Middle graders and above will appreciate The True Meaning of Smekday.  Girls will like the female protagonist who’s unafraid to travel across the country or to look a Gorg in the eye, and boys will like the action and explosions and the whole take-over-the-Earth thing.  Teachers will like it because Adam Rex has given them another book that can be added to the shelf that won’t spend much time there.

Monday, August 16, 2010

What I Learned at Wrigley Field

Vacations are generally for rest and relaxation and the opportunity to enjoy different activities in different parts of the world.  But whether intentional or not, there's always something to be learned on vacation.

So, what did you learn during your summer vacation?  My kids learned a lesson or two on Chicago's north side this summer.  Here's my latest newspaper column.  (Here's the original column and the printable version as well.)

School is quickly approaching, and as a favor to my kids – I hope their teachers aren’t reading this – I thought I’d give them a leg up on that traditional back-to-school paragraph.

So here you are kiddos, cut and paste.

What I Learned This Summer by Meg and/or Ethan

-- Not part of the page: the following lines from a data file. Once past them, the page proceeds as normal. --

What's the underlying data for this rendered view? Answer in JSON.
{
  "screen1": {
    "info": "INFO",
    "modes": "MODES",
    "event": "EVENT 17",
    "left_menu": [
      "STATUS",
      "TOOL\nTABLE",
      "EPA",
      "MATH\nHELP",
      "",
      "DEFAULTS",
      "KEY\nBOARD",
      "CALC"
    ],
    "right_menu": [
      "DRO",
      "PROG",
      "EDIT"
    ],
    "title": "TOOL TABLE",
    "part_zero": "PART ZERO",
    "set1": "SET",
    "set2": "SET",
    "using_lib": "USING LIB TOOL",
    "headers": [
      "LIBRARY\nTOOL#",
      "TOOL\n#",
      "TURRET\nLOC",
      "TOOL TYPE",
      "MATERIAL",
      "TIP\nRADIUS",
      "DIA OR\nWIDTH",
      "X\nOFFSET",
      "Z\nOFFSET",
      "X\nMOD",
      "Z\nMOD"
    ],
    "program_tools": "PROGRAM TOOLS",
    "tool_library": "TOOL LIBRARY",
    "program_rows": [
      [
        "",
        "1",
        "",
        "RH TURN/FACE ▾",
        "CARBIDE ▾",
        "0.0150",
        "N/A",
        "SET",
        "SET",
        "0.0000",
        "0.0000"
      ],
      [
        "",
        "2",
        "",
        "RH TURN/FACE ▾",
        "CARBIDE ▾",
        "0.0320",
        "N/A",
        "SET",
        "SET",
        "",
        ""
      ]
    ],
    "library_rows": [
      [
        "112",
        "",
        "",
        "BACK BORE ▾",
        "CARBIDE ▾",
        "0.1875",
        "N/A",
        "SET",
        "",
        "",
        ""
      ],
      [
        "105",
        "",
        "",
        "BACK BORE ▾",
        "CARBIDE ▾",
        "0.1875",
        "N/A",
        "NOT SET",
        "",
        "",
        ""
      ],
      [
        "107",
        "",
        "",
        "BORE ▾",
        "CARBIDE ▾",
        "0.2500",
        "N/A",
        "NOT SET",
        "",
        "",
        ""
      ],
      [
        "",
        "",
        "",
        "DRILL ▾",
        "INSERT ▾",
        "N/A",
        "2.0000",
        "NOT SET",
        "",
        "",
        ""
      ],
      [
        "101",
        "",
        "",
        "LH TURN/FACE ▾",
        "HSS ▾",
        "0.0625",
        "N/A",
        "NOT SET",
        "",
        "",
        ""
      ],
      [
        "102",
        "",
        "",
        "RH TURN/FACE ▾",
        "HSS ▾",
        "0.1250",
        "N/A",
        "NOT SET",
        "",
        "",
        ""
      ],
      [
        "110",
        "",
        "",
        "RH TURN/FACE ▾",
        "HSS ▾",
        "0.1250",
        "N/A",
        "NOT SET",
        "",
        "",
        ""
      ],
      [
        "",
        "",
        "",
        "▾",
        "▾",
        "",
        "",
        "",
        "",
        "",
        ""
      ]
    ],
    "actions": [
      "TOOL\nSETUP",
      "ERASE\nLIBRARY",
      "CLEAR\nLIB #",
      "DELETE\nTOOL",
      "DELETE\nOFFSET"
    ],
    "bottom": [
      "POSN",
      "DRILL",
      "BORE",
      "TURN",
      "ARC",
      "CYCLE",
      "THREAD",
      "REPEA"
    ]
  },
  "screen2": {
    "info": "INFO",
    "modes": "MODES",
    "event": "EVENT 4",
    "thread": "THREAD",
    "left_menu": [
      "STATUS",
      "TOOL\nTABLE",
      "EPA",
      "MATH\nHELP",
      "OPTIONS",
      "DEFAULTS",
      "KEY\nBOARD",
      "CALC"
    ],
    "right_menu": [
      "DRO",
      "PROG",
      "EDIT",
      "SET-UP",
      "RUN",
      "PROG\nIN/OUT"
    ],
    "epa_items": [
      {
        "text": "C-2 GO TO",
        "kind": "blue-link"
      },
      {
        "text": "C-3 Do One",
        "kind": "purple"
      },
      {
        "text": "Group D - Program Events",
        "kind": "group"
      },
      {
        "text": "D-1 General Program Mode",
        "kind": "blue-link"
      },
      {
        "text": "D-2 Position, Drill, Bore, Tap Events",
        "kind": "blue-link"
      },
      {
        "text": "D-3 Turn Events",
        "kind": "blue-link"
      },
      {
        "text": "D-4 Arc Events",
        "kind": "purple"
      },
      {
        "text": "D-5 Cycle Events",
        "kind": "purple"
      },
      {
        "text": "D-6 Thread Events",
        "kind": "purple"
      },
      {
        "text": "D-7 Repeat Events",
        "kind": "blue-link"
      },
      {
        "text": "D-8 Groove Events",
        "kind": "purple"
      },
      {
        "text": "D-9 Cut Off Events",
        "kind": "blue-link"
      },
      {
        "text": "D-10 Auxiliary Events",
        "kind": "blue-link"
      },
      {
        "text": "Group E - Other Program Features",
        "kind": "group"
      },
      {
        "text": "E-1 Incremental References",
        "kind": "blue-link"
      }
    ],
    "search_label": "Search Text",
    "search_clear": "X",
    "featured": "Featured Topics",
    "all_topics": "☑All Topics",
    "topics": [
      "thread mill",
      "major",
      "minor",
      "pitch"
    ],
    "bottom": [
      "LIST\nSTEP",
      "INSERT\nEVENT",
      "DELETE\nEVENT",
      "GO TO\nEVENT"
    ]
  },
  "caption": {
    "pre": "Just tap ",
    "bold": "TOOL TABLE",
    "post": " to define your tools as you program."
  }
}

This summer my parents took me to Chicago.  We did the normal stuff like shop downtown, eat at cool restaurants and go to the Museum of Science and Industry, but by far the most educational experience was going to a baseball game at Wrigley Field.

Just getting to the game took lots of learning.  First of all you don’t drive to the game, you take the Red Line north to Addison.  (That’s the "L" or "EL," which is short for “Elevated Train,” even though downtown it’s a subway.  Go figure.)

I didn’t think taking a train would work because, like, where do you put the tables and chairs and coolers and stuff?  I’ve been to a Brewers game or two, you know?  Then I learned you don’t tailgate at Wrigley.  Really, I’m serious.  No tailgating.

Instead of parking lots, a neighborhood surrounds the stadium.  There are apartment buildings across the street from the outfield.  Home runs can - boink! - hit someone’s front porch.

And get this.  There are bleachers on the apartment buildings.  So, like, you could say, “Hey wanna play catch in the yard?” and your buddy could say back, “Nah.  Let’s go on the roof and watch the Cubs.”  Then my dad said you still have to pay a bunch of money to sit up there, so what the heck?  Might as well buy tickets.

Wrigley Field is old, but Chicago loves that place like it’s a church or something.  I did some research and learned that Wrigley Field was built before the following things were invented: TV, bubble gum, ballpoint pens, Monopoly, and dirt.  (Ha ha)

Some Cubs fans’ vocabulary is colorful.  (That’s the word my dad used – colorful.)  I didn’t hear any colors, but I did hear things like “Blankety-blank Brewers fans!”  When we were there, the Brewers won 18 to 1, so I even heard Cubs fans use “blankety-blank” followed by the names of Cubs players.

No, “blankey-blank” is not a compliment.

There was this guy sitting next to my dad, and he said it looked like Abe Frohman, sausage king of Chicago.  So I thought I’d meet someone famous or something and I was bugging my dad to introduce me until Dad told me to be quiet before he got snooty.  Or snotty.  Whatever.  He’s the one who brought it up.

Finally, after the Cubs lose again and you’re leaving the game, hold tight on to Mom or Dad’s hand.  That’s important.  There’s a bajillion people leaving the park, and they’re all headed to the L.  That’s a river of people, and you don’t want to float away from your parents.

I did a lot and learned a lot this summer, but there ain’t no education like the one I got at 1060 West Addison.

That’s Wrigley Field.